# [PROBLEM TO WORK ON]
Retype each entry exactly.

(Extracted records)
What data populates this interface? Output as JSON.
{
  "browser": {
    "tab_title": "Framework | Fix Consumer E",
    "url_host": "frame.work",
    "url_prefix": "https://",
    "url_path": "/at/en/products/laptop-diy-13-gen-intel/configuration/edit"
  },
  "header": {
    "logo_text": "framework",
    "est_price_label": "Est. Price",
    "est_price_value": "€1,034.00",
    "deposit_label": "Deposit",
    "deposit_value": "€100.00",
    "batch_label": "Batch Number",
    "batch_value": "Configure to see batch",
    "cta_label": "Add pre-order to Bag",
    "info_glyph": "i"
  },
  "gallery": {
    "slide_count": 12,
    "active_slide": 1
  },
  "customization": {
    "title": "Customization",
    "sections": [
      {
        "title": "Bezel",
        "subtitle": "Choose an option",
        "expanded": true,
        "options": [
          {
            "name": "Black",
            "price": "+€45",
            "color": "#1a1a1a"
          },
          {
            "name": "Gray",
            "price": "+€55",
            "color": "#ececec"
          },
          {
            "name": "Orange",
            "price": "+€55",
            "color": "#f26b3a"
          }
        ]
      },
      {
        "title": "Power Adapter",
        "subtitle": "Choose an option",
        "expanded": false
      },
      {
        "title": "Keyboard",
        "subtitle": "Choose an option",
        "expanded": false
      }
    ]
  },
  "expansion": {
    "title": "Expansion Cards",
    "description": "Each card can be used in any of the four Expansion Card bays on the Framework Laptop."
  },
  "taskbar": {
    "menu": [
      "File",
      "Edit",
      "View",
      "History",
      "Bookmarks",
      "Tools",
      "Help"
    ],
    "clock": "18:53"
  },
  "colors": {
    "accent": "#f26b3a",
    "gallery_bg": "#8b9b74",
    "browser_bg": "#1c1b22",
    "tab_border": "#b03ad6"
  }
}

# [WRITTEN REPLY]
What data populates this interface? Output as JSON.
{
  "browser": {
    "tab_title": "Framework | Fix Consumer E",
    "url_host": "frame.work",
    "url_prefix": "https://",
    "url_path": "/at/en/products/laptop-diy-13-gen-intel/configuration/edit"
  },
  "header": {
    "logo_text": "framework",
    "est_price_label": "Est. Price",
    "est_price_value": "€1,034.00",
    "deposit_label": "Deposit",
    "deposit_value": "€100.00",
    "batch_label": "Batch Number",
    "batch_value": "Configure to see batch",
    "cta_label": "Add pre-order to Bag",
    "info_glyph": "i"
  },
  "gallery": {
    "slide_count": 12,
    "active_slide": 1
  },
  "customization": {
    "title": "Customization",
    "sections": [
      {
        "title": "Bezel",
        "subtitle": "Choose an option",
        "expanded": true,
        "options": [
          {
            "name": "Black",
            "price": "+€45",
            "color": "#1a1a1a"
          },
          {
            "name": "Gray",
            "price": "+€55",
            "color": "#ececec"
          },
          {
            "name": "Orange",
            "price": "+€55",
            "color": "#f26b3a"
          }
        ]
      },
      {
        "title": "Power Adapter",
        "subtitle": "Choose an option",
        "expanded": false
      },
      {
        "title": "Keyboard",
        "subtitle": "Choose an option",
        "expanded": false
      }
    ]
  },
  "expansion": {
    "title": "Expansion Cards",
    "description": "Each card can be used in any of the four Expansion Card bays on the Framework Laptop."
  },
  "taskbar": {
    "menu": [
      "File",
      "Edit",
      "View",
      "History",
      "Bookmarks",
      "Tools",
      "Help"
    ],
    "clock": "18:53"
  },
  "colors": {
    "accent": "#f26b3a",
    "gallery_bg": "#8b9b74",
    "browser_bg": "#1c1b22",
    "tab_border": "#b03ad6"
  }
}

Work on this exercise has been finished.